Monday, October 14, 2013
Review Roundup: Hell is Relative
By Ford Fargo
Western Fictioneers, June 2013
$10.99 paperback, ISBN 1490505059
$2.99 Kindle, ASIN B00DPPFUPM
$2.99 most other e-formats, ISBN 9781301613717
Unlike previous volumes in the series, Wolf Creek Book 6: Hell on the Prairie is not a collaborative novel. Instead, in this collection of short stories, seven members of the posse collectively known as Ford Fargo wrote as themselves. The effect is both cacophonous and musical, as each author’s voice is distinctive when not required to disappear behind the Ford Fargo filter.

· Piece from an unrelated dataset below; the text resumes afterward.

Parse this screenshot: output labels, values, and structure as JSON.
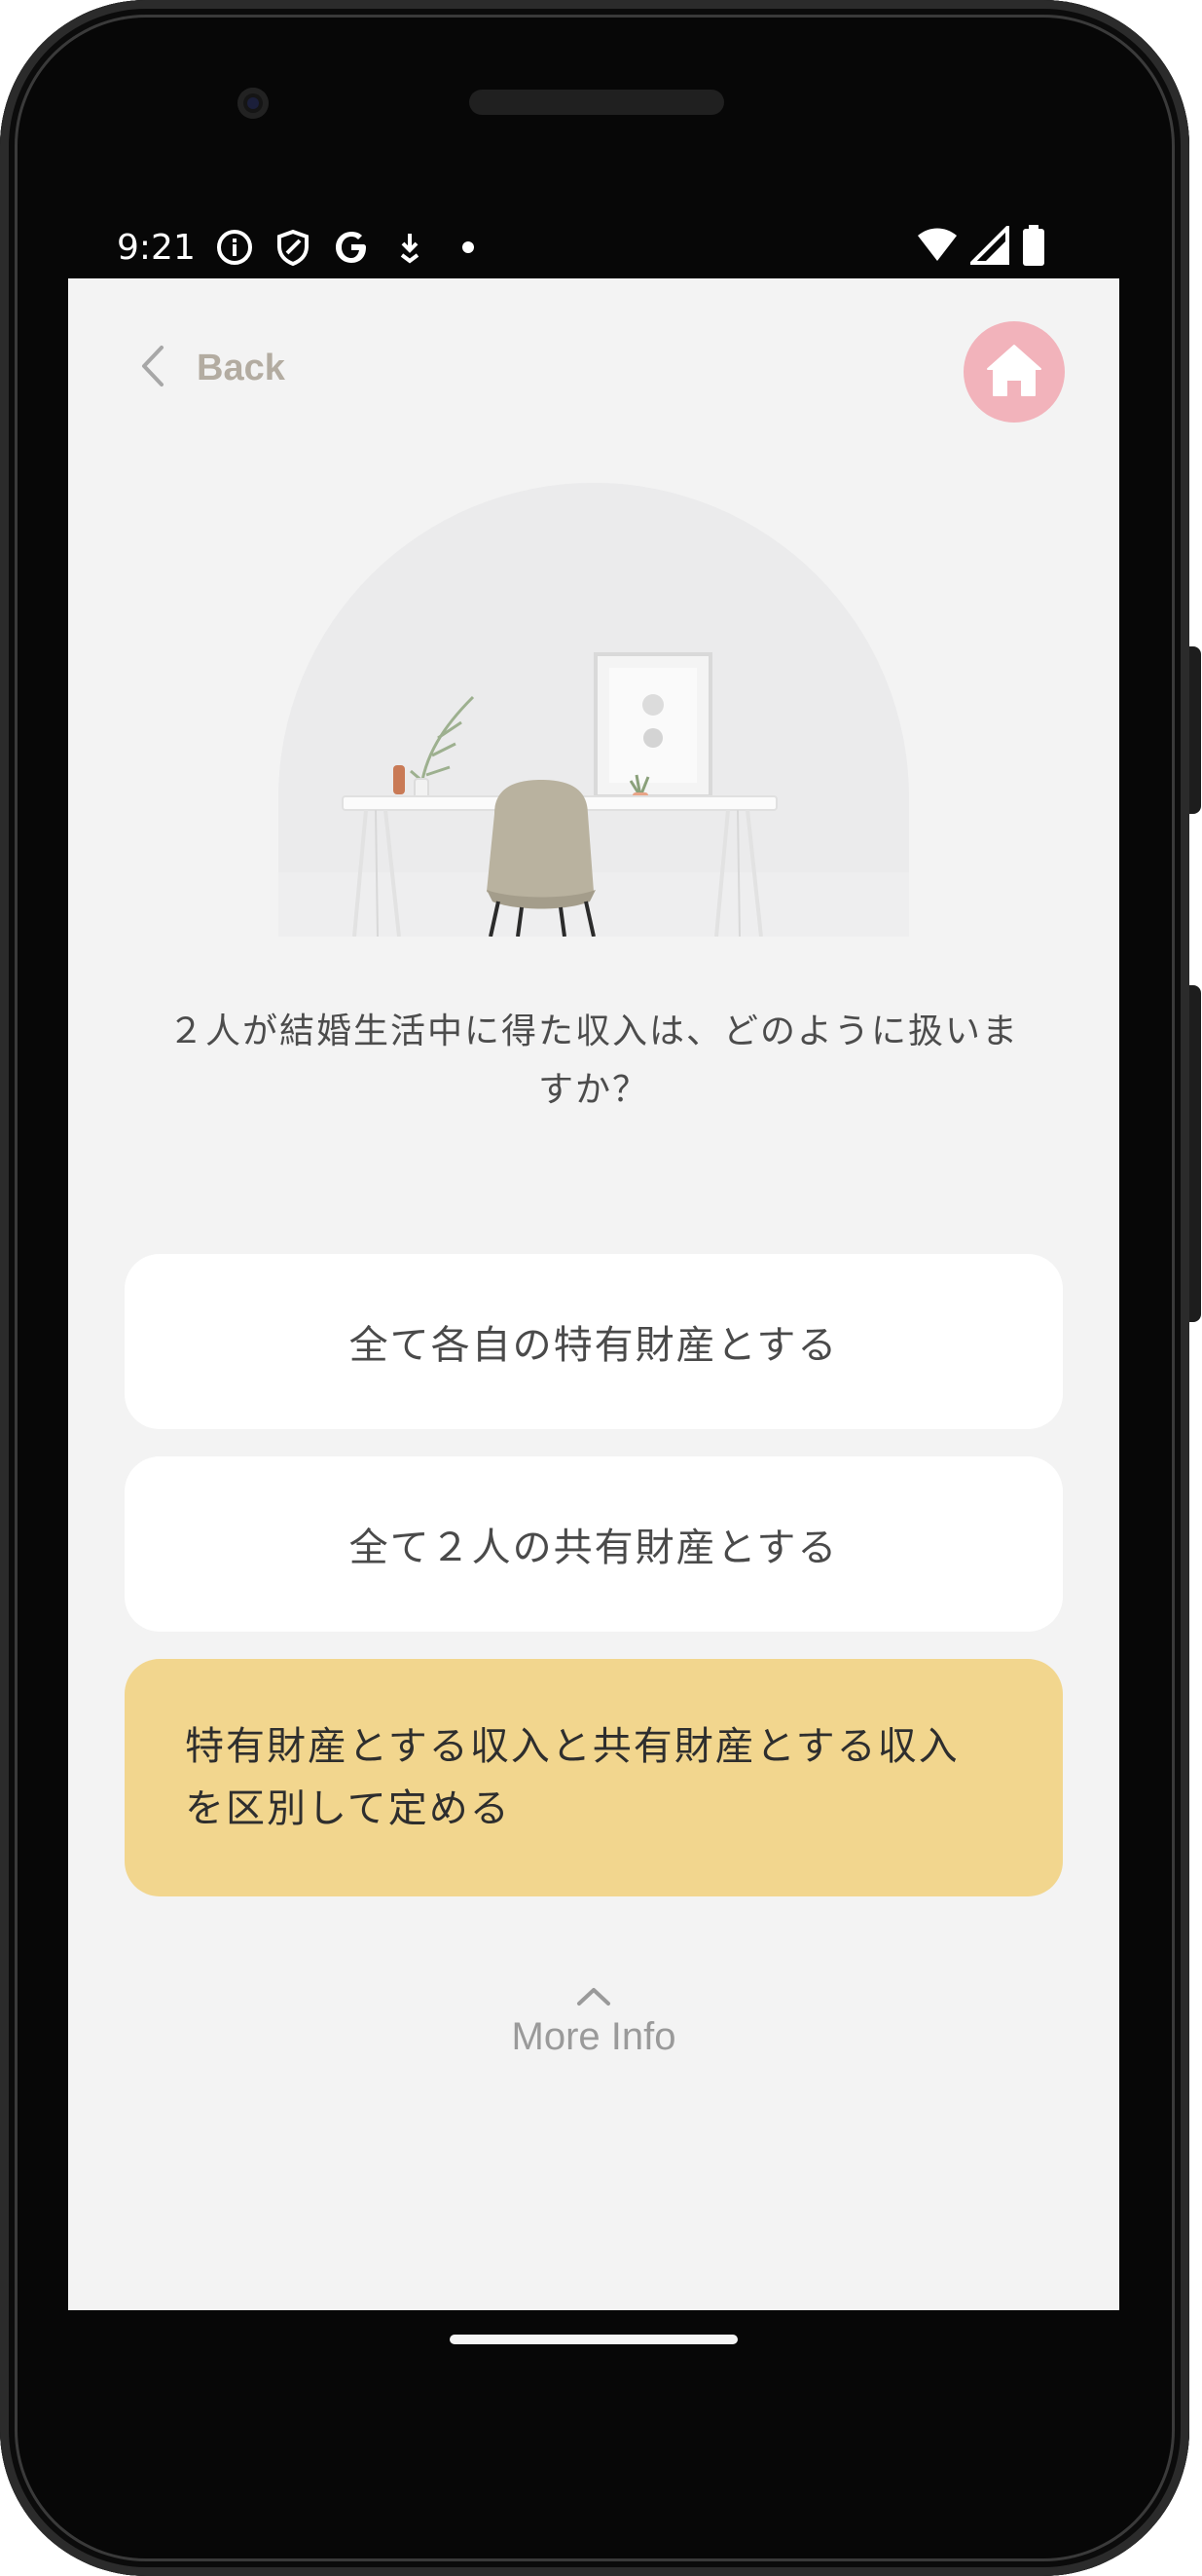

Troy D. Smith, Chuck Tyrell, Clay More, Cheryl Pierson, Jerry Guin, and James J. Griffin all write characters who are pillars of Wolf Creek society—though being a pillar of society in Wolf Creek generally indicates a character has earned an extreme lack of hospitality somewhere else. Jacquie Rogers introduces a group of newcomers whose potential to become series regulars seems iffy, mostly because the characters insist they are unwilling to stick around.
Smith’s, Tyrell’s, and More’s stories provide series and character backstory. Marshal Sam Gardner (Smith) reveals a hidden talent. Who suspected the man was an expert at something besides loafing and sardonic wit? Tyrell gives readers a glimpse at cowboy Billy Below’s genesis in a sweeping saga almost too long to be called short. Below has come a long way from the naïve boy who left home under a different name. Doctor Logan Munro’s past may be the most surprising, and More weaves the tale with no little mystery and quite a bit of violence. The psychological games Munro and his adversary play would do a thriller proud.
Pierson’s and Griffin’s stories take familiar characters in new directions. In Derrick McCain’s story, Pierson’s talents as a romance author shine. McCain, tortured by his mixed heritage and obligations to both sides, emerges as a swoon-worthy hero, yet Pierson manages a delicate balance between romantic sentimentality and thorny issues. Griffin drops a bomb on both readers and his character, perennially shirtless livery owner and former Texas Ranger Ben Tolliver. Tolliver may have dropped his alias several books ago, but he didn’t quite shed his past, which bounces into his present in a big way. McCain’s and Tolliver’s new issues not only deepen each man’s character, but also provide intriguing potential fodder for future entries in the Wolf Creek series.
Guin’s and Rogers’ stories stand out because they’re different from the others. Although series regular Deputy Quint Croy is the presumed narrator of his tale, the story really belongs to a relatively minor Wolf Creek character: Negro saloon owner Asa Pepper. The choice seems odd, until one realizes Pepper’s backstory speaks to the character of the town itself. Rogers’ story is even more unusual in the context of the series. Her characters, just passing through on their way to the West Coast, have never been seen before and may never show up again. The story displays Rogers’ signature sarcasm, and the characters are endearing. Surely Wolf Creek could use a team of good mules.
Hell on the Prairie may not be what fans have come to expect from the series, but none of the stories disappoint. More Wolf Creek anthologies would not go amiss.
Kathleen Rice Adams is a Texan, a voracious reader, a professional journalist, and a novelist in training. She received a review copy of Wolf Creek Book 6 from the publisher. Her opinions are her own and are neither endorsed nor necessarily supported by Western Fictioneers or individual members of the organization. Links in the review are for convenience only; they do not produce affiliate revenue.